* What needs to be done *
Could you give every record again, exactly as it reads?

(Records excerpted from a collection)
▬▬▬

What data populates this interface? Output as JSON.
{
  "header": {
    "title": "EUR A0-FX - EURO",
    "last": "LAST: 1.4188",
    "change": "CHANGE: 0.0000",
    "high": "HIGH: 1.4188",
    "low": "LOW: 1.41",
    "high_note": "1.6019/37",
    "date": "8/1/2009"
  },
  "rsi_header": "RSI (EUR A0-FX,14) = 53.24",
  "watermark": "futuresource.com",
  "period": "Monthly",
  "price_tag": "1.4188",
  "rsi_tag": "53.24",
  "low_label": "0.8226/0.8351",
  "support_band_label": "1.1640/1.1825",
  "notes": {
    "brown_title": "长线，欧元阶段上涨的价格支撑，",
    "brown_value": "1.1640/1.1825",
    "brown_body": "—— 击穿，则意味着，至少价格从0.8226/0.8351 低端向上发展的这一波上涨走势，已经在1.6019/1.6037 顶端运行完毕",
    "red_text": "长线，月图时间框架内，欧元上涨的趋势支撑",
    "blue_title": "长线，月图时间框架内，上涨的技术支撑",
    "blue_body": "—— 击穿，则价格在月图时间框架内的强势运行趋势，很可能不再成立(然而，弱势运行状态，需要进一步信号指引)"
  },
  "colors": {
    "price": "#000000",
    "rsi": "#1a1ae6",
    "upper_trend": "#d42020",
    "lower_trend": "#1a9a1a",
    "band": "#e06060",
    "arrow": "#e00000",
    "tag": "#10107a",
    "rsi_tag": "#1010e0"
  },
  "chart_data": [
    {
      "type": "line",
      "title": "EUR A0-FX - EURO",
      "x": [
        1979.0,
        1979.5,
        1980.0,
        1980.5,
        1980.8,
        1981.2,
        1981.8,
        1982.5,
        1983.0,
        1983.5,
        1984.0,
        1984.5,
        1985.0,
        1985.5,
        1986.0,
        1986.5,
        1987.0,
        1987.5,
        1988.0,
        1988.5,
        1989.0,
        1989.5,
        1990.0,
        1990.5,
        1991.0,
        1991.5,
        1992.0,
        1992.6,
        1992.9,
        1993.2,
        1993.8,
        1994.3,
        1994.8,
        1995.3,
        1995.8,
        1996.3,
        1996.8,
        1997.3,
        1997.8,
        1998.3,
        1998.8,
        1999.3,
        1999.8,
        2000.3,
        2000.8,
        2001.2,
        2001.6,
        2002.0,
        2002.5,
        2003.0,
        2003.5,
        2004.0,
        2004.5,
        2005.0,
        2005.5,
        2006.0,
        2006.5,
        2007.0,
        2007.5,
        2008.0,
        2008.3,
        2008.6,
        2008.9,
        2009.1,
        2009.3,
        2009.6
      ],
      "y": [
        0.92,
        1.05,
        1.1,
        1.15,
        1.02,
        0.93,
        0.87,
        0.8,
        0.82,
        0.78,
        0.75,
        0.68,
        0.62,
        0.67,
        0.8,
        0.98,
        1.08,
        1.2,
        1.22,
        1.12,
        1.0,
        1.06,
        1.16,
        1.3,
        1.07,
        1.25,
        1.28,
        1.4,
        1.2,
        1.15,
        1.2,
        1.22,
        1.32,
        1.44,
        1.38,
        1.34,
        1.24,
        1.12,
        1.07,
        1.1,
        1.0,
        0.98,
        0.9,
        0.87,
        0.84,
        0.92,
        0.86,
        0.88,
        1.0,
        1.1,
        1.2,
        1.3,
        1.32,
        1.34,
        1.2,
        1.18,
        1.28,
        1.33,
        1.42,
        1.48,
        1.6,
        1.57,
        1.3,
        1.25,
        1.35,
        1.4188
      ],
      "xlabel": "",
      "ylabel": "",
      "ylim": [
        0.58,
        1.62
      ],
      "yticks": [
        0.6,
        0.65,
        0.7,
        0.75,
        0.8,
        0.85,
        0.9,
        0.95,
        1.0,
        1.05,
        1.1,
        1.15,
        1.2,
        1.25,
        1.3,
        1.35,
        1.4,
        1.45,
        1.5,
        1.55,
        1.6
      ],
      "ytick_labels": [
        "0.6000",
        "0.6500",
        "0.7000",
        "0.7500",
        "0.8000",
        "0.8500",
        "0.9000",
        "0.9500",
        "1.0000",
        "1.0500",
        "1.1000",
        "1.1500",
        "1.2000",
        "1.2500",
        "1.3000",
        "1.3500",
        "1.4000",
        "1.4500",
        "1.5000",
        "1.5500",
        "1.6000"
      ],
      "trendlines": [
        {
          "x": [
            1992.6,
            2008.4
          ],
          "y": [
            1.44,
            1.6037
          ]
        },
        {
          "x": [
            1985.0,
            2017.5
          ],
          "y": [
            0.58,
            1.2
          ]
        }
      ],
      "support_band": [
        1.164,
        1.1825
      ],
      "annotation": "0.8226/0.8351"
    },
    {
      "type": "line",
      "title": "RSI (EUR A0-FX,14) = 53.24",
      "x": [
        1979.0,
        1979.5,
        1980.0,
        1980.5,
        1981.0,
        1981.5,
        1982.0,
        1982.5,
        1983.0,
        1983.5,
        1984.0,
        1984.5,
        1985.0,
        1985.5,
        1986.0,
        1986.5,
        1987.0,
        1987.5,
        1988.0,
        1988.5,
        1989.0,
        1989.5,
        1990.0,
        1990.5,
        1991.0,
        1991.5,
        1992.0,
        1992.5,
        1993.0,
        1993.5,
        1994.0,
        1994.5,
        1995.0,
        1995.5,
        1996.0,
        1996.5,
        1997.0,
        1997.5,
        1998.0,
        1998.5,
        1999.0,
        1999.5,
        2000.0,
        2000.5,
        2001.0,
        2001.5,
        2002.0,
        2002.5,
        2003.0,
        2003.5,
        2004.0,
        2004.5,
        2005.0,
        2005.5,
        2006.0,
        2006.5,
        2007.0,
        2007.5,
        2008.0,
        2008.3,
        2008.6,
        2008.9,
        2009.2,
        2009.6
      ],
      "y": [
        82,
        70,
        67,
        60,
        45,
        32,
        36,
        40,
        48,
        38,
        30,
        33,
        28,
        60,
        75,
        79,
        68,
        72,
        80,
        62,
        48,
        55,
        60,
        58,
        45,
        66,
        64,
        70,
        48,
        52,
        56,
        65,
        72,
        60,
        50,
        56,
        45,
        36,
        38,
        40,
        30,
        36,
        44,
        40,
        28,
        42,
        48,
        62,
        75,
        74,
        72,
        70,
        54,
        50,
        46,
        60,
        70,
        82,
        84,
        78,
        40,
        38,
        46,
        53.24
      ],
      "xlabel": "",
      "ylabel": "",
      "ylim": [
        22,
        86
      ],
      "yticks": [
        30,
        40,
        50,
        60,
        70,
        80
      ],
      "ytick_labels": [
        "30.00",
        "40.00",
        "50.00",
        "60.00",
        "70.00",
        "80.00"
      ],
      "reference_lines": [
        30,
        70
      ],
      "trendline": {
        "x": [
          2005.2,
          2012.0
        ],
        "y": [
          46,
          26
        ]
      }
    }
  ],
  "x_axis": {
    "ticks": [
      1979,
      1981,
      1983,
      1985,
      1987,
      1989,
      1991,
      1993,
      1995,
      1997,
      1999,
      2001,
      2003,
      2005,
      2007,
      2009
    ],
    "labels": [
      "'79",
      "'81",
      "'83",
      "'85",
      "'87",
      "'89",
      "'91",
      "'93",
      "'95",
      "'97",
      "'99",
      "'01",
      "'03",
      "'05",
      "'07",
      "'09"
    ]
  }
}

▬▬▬

* Solved exercise *
What data populates this interface? Output as JSON.
{
  "header": {
    "title": "EUR A0-FX - EURO",
    "last": "LAST: 1.4188",
    "change": "CHANGE: 0.0000",
    "high": "HIGH: 1.4188",
    "low": "LOW: 1.41",
    "high_note": "1.6019/37",
    "date": "8/1/2009"
  },
  "rsi_header": "RSI (EUR A0-FX,14) = 53.24",
  "watermark": "futuresource.com",
  "period": "Monthly",
  "price_tag": "1.4188",
  "rsi_tag": "53.24",
  "low_label": "0.8226/0.8351",
  "support_band_label": "1.1640/1.1825",
  "notes": {
    "brown_title": "长线，欧元阶段上涨的价格支撑，",
    "brown_value": "1.1640/1.1825",
    "brown_body": "—— 击穿，则意味着，至少价格从0.8226/0.8351 低端向上发展的这一波上涨走势，已经在1.6019/1.6037 顶端运行完毕",
    "red_text": "长线，月图时间框架内，欧元上涨的趋势支撑",
    "blue_title": "长线，月图时间框架内，上涨的技术支撑",
    "blue_body": "—— 击穿，则价格在月图时间框架内的强势运行趋势，很可能不再成立(然而，弱势运行状态，需要进一步信号指引)"
  },
  "colors": {
    "price": "#000000",
    "rsi": "#1a1ae6",
    "upper_trend": "#d42020",
    "lower_trend": "#1a9a1a",
    "band": "#e06060",
    "arrow": "#e00000",
    "tag": "#10107a",
    "rsi_tag": "#1010e0"
  },
  "chart_data": [
    {
      "type": "line",
      "title": "EUR A0-FX - EURO",
      "x": [
        1979.0,
        1979.5,
        1980.0,
        1980.5,
        1980.8,
        1981.2,
        1981.8,
        1982.5,
        1983.0,
        1983.5,
        1984.0,
        1984.5,
        1985.0,
        1985.5,
        1986.0,
        1986.5,
        1987.0,
        1987.5,
        1988.0,
        1988.5,
        1989.0,
        1989.5,
        1990.0,
        1990.5,
        1991.0,
        1991.5,
        1992.0,
        1992.6,
        1992.9,
        1993.2,
        1993.8,
        1994.3,
        1994.8,
        1995.3,
        1995.8,
        1996.3,
        1996.8,
        1997.3,
        1997.8,
        1998.3,
        1998.8,
        1999.3,
        1999.8,
        2000.3,
        2000.8,
        2001.2,
        2001.6,
        2002.0,
        2002.5,
        2003.0,
        2003.5,
        2004.0,
        2004.5,
        2005.0,
        2005.5,
        2006.0,
        2006.5,
        2007.0,
        2007.5,
        2008.0,
        2008.3,
        2008.6,
        2008.9,
        2009.1,
        2009.3,
        2009.6
      ],
      "y": [
        0.92,
        1.05,
        1.1,
        1.15,
        1.02,
        0.93,
        0.87,
        0.8,
        0.82,
        0.78,
        0.75,
        0.68,
        0.62,
        0.67,
        0.8,
        0.98,
        1.08,
        1.2,
        1.22,
        1.12,
        1.0,
        1.06,
        1.16,
        1.3,
        1.07,
        1.25,
        1.28,
        1.4,
        1.2,
        1.15,
        1.2,
        1.22,
        1.32,
        1.44,
        1.38,
        1.34,
        1.24,
        1.12,
        1.07,
        1.1,
        1.0,
        0.98,
        0.9,
        0.87,
        0.84,
        0.92,
        0.86,
        0.88,
        1.0,
        1.1,
        1.2,
        1.3,
        1.32,
        1.34,
        1.2,
        1.18,
        1.28,
        1.33,
        1.42,
        1.48,
        1.6,
        1.57,
        1.3,
        1.25,
        1.35,
        1.4188
      ],
      "xlabel": "",
      "ylabel": "",
      "ylim": [
        0.58,
        1.62
      ],
      "yticks": [
        0.6,
        0.65,
        0.7,
        0.75,
        0.8,
        0.85,
        0.9,
        0.95,
        1.0,
        1.05,
        1.1,
        1.15,
        1.2,
        1.25,
        1.3,
        1.35,
        1.4,
        1.45,
        1.5,
        1.55,
        1.6
      ],
      "ytick_labels": [
        "0.6000",
        "0.6500",
        "0.7000",
        "0.7500",
        "0.8000",
        "0.8500",
        "0.9000",
        "0.9500",
        "1.0000",
        "1.0500",
        "1.1000",
        "1.1500",
        "1.2000",
        "1.2500",
        "1.3000",
        "1.3500",
        "1.4000",
        "1.4500",
        "1.5000",
        "1.5500",
        "1.6000"
      ],
      "trendlines": [
        {
          "x": [
            1992.6,
            2008.4
          ],
          "y": [
            1.44,
            1.6037
          ]
        },
        {
          "x": [
            1985.0,
            2017.5
          ],
          "y": [
            0.58,
            1.2
          ]
        }
      ],
      "support_band": [
        1.164,
        1.1825
      ],
      "annotation": "0.8226/0.8351"
    },
    {
      "type": "line",
      "title": "RSI (EUR A0-FX,14) = 53.24",
      "x": [
        1979.0,
        1979.5,
        1980.0,
        1980.5,
        1981.0,
        1981.5,
        1982.0,
        1982.5,
        1983.0,
        1983.5,
        1984.0,
        1984.5,
        1985.0,
        1985.5,
        1986.0,
        1986.5,
        1987.0,
        1987.5,
        1988.0,
        1988.5,
        1989.0,
        1989.5,
        1990.0,
        1990.5,
        1991.0,
        1991.5,
        1992.0,
        1992.5,
        1993.0,
        1993.5,
        1994.0,
        1994.5,
        1995.0,
        1995.5,
        1996.0,
        1996.5,
        1997.0,
        1997.5,
        1998.0,
        1998.5,
        1999.0,
        1999.5,
        2000.0,
        2000.5,
        2001.0,
        2001.5,
        2002.0,
        2002.5,
        2003.0,
        2003.5,
        2004.0,
        2004.5,
        2005.0,
        2005.5,
        2006.0,
        2006.5,
        2007.0,
        2007.5,
        2008.0,
        2008.3,
        2008.6,
        2008.9,
        2009.2,
        2009.6
      ],
      "y": [
        82,
        70,
        67,
        60,
        45,
        32,
        36,
        40,
        48,
        38,
        30,
        33,
        28,
        60,
        75,
        79,
        68,
        72,
        80,
        62,
        48,
        55,
        60,
        58,
        45,
        66,
        64,
        70,
        48,
        52,
        56,
        65,
        72,
        60,
        50,
        56,
        45,
        36,
        38,
        40,
        30,
        36,
        44,
        40,
        28,
        42,
        48,
        62,
        75,
        74,
        72,
        70,
        54,
        50,
        46,
        60,
        70,
        82,
        84,
        78,
        40,
        38,
        46,
        53.24
      ],
      "xlabel": "",
      "ylabel": "",
      "ylim": [
        22,
        86
      ],
      "yticks": [
        30,
        40,
        50,
        60,
        70,
        80
      ],
      "ytick_labels": [
        "30.00",
        "40.00",
        "50.00",
        "60.00",
        "70.00",
        "80.00"
      ],
      "reference_lines": [
        30,
        70
      ],
      "trendline": {
        "x": [
          2005.2,
          2012.0
        ],
        "y": [
          46,
          26
        ]
      }
    }
  ],
  "x_axis": {
    "ticks": [
      1979,
      1981,
      1983,
      1985,
      1987,
      1989,
      1991,
      1993,
      1995,
      1997,
      1999,
      2001,
      2003,
      2005,
      2007,
      2009
    ],
    "labels": [
      "'79",
      "'81",
      "'83",
      "'85",
      "'87",
      "'89",
      "'91",
      "'93",
      "'95",
      "'97",
      "'99",
      "'01",
      "'03",
      "'05",
      "'07",
      "'09"
    ]
  }
}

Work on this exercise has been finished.